DoD Scientist of the Quarter

Dr. Kristopher Darling Awarded DoD Scientist of the Quarter

Dr. Kristopher Darling is recognized as one of the first scientists in the world to produce thermally stable, bulk nanostructured metals. While at the U.S. Army Research Laboratory (ARL), he has worked to develop programs to explore and develop the processing-structure-property relationships in novel structural metals, with particular emphasis on the unique properties that emerge at the nano-scale. While researching nanocrystalline Cu-Ta alloys, Dr. Darling came across a startling finding that would change previous expectations of how nanocrystalline metals react at high temperatures.

Dr. Kristopher Darling with Under Secretary of Defense for Acquisition, Technology and Logistics Frank Kendall after formal recognition as ASD (R&E) Lab Scientist of the Quarter Award for Fiscal Year 2016, Fourth quarter.
Dr. Kristopher Darling with Under Secretary of Defense for Acquisition, Technology and Logistics Frank Kendall after formal recognition as ASD (R&E) Lab Scientist of the Quarter Award for Fiscal Year 2016, Fourth quarter.

The Department of Defense (DoD) has relied solely on single-crystal Ni super alloys in advanced turbine engines for the past 50 years. Traditional nanocrystalline metals exhibited extreme microstructural instability at moderately low temperatures. Dr. Darling’s findings revealed Cu-Ta alloys exhibited a profound resistance even when exposed to extreme combinations of high temperatures and stress. In most cases, it has proven to be more superior than exotic materials such as Ni-based super alloys. Applying these materials to new alloy systems increases efficiency in engines to withstand an operating temperature of 500°C.

For the past six months, Dr. Darling has led a team to identify the mechanism that decouples the unwanted durability trade-off associated with nano-structured metals. Utilizing alloy chemistry and high energetic processing techniques has cultivated the ability to engineer alloys with previously unattained strengths.  Dr. Darling paved the way for new capabilities yet to be realized for lack of suitable material, which are now conceptualized for use across the DoD. His findings have benefited the Army and DoD missions. The DoD can now utilize high-temperature capabilities, enabling replacement of higher-cost materials with lower-cost alloys required for high-temperature applications, such as advanced turbine engines.

Dr. Darling completed his bachelors, masters, and Ph.D. from the North Carolina State University, Raleigh under the guidance of Carl Koch and Ronald Scattergood.
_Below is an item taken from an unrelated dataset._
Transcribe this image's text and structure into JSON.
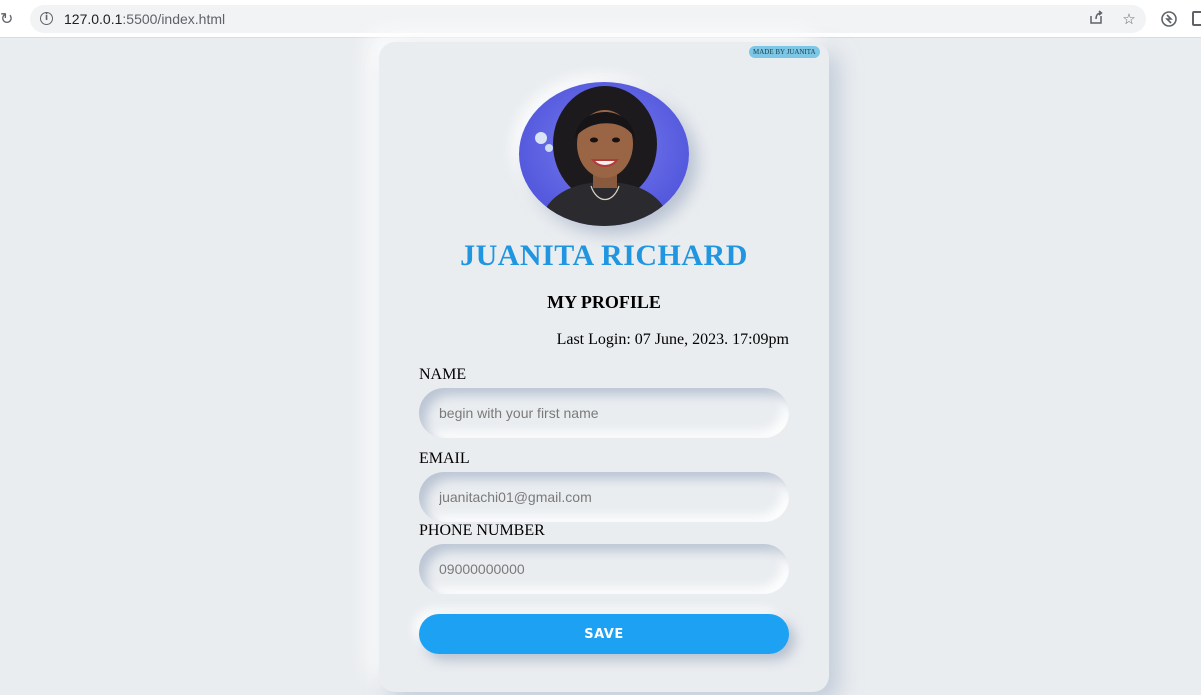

He completed his Ph.D. in 2009 and joined the ARL at Aberdeen Proving Ground as a postdoctoral fellow. He has over 10 years of experience in the fabrication, consolidation, testing, and characterization of nanocrystalline metals and alloys. His recent area of research has concentrated on the thermodynamic and kinetic stabilization of nanocrystalline metals and alloys for defense applications.

Dr. Darling has published approximately 60 articles in this area of research, and continues to make significant contributions to DoD’s work in this space.

Dept of Defense US Air Force OASAALT RDECOM ONR NRL US Air Force Joint Chiefs of Staff Defense Advanced Research Projects Agency Force Health Protection & Readiness Defense Threat Reduction Agency Missile Defense Agency Joint Improvised Explosive Device Defeat Organization Chemical & Biological Defense Program